**Action item**
Across the listing below, how many lines include the string "JSON"? Reply with the number alone.

**Available records**
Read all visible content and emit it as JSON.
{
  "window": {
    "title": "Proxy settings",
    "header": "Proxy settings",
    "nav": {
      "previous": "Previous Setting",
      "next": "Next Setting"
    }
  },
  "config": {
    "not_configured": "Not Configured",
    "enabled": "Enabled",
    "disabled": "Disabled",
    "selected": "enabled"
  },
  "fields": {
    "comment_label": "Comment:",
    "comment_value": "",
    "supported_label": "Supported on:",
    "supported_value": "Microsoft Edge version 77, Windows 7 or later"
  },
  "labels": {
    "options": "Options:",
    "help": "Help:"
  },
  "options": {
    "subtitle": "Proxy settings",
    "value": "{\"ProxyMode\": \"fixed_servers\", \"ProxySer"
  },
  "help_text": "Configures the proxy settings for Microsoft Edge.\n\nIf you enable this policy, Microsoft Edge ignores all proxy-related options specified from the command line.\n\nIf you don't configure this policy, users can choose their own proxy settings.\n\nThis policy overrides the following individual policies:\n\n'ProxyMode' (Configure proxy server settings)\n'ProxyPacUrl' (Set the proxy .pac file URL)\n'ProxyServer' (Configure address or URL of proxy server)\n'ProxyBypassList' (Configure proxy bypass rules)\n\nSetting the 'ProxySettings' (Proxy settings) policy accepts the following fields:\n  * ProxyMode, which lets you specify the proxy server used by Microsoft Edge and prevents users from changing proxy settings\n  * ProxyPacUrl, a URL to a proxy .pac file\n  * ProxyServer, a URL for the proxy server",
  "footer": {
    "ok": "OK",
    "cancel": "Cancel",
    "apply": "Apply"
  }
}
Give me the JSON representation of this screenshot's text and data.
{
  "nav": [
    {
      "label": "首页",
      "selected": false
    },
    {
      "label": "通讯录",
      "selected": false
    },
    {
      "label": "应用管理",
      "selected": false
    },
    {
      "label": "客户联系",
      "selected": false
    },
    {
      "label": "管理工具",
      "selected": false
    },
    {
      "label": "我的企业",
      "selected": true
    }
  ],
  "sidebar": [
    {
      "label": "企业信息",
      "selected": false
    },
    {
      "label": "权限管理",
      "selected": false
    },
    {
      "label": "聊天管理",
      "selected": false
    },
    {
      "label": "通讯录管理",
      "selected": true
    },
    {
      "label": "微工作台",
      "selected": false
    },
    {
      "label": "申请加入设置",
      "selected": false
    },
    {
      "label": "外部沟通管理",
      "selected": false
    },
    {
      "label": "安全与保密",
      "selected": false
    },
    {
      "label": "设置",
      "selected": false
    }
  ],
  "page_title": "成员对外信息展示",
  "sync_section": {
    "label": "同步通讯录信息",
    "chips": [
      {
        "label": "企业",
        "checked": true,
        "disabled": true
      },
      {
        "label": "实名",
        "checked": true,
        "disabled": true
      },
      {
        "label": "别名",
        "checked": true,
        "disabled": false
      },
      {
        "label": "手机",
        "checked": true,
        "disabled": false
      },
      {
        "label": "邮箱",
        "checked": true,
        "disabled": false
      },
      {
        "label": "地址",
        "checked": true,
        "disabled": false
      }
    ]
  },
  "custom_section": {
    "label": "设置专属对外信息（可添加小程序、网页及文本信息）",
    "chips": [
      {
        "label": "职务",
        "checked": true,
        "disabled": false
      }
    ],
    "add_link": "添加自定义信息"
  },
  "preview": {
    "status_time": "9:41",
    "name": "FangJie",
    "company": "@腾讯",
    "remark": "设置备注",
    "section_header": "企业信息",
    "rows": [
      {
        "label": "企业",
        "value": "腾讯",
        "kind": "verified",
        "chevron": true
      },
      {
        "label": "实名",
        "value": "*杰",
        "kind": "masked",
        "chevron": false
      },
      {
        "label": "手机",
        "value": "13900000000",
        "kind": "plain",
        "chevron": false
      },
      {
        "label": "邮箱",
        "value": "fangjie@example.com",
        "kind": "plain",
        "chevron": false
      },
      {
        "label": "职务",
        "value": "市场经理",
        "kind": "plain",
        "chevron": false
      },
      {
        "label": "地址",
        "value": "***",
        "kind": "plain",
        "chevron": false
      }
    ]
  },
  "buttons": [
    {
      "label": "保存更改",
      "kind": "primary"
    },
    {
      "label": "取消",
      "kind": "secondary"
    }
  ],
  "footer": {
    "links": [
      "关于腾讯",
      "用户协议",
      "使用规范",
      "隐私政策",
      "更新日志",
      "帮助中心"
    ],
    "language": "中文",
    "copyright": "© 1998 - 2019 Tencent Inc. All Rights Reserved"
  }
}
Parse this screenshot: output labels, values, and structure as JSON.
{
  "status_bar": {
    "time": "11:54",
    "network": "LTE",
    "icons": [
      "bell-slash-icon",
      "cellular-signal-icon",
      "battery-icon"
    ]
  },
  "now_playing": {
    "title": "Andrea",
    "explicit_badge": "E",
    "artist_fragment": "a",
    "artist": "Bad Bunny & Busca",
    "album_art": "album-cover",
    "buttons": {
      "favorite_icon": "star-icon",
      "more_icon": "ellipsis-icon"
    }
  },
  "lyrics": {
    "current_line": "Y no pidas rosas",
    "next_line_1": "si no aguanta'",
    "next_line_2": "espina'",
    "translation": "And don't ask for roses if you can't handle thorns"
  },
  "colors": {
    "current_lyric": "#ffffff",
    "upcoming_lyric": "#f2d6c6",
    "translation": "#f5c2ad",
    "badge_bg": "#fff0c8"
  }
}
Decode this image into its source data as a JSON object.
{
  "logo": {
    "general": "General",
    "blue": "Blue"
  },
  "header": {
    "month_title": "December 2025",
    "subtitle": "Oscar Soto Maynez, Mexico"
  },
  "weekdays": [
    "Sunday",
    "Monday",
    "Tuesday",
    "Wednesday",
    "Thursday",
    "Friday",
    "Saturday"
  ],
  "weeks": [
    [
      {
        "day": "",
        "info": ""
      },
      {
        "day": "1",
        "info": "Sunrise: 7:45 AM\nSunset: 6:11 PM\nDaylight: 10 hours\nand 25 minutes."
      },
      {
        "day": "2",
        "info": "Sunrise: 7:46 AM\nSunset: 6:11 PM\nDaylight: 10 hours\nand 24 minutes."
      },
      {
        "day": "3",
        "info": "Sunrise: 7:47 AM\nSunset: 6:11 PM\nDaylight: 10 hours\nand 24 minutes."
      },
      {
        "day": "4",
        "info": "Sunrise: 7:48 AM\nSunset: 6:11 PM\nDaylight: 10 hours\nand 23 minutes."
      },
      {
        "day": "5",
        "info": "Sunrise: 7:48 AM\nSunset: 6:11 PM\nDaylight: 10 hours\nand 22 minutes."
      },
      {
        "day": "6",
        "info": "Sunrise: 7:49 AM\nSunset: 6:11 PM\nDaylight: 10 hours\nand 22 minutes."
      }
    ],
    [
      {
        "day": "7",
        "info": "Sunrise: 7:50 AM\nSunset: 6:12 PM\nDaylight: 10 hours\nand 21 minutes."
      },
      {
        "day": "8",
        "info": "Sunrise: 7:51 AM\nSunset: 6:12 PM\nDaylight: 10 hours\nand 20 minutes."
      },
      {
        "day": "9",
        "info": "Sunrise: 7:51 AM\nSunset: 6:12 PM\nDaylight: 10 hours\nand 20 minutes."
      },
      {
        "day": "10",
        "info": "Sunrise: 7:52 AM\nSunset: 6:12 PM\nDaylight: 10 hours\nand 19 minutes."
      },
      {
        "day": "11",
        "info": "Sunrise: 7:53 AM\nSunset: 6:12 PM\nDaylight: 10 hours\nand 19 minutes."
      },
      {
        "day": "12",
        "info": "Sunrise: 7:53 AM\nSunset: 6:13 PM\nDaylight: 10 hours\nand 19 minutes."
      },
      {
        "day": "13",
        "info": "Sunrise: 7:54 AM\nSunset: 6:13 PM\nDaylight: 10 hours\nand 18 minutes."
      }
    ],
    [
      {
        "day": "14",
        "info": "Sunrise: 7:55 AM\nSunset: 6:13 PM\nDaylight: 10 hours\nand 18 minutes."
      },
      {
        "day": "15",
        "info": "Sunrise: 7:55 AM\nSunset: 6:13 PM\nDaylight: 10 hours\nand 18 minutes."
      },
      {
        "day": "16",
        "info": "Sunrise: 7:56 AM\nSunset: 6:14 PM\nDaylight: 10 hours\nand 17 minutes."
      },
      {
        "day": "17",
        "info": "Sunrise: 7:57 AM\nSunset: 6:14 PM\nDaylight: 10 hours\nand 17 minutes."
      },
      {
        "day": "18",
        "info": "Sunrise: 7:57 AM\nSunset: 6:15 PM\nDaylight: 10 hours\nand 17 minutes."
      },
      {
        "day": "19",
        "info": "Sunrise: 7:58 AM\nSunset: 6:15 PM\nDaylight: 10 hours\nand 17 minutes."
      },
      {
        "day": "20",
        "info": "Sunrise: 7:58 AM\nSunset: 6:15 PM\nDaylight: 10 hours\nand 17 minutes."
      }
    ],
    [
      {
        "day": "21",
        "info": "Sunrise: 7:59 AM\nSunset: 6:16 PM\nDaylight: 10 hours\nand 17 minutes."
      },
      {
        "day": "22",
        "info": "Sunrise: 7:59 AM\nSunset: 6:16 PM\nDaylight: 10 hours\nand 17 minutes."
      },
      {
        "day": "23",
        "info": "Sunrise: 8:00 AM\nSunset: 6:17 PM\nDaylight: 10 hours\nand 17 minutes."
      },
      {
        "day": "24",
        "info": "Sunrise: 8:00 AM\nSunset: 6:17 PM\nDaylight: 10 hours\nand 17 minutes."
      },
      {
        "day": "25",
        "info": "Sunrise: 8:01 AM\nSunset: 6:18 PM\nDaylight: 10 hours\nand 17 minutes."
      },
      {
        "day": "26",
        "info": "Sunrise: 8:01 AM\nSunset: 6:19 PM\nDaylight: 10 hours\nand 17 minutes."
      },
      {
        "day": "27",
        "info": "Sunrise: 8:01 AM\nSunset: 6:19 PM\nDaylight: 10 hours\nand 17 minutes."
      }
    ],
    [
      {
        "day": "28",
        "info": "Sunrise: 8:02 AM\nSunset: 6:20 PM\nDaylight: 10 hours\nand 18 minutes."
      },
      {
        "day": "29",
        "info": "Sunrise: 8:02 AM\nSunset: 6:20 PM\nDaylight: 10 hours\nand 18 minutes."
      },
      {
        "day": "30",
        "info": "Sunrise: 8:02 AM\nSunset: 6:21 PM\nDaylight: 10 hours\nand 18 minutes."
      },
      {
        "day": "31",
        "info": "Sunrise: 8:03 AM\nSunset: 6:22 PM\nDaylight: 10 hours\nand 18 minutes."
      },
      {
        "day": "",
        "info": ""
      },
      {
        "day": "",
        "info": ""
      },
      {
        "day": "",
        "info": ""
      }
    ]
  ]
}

**Response to the task**
4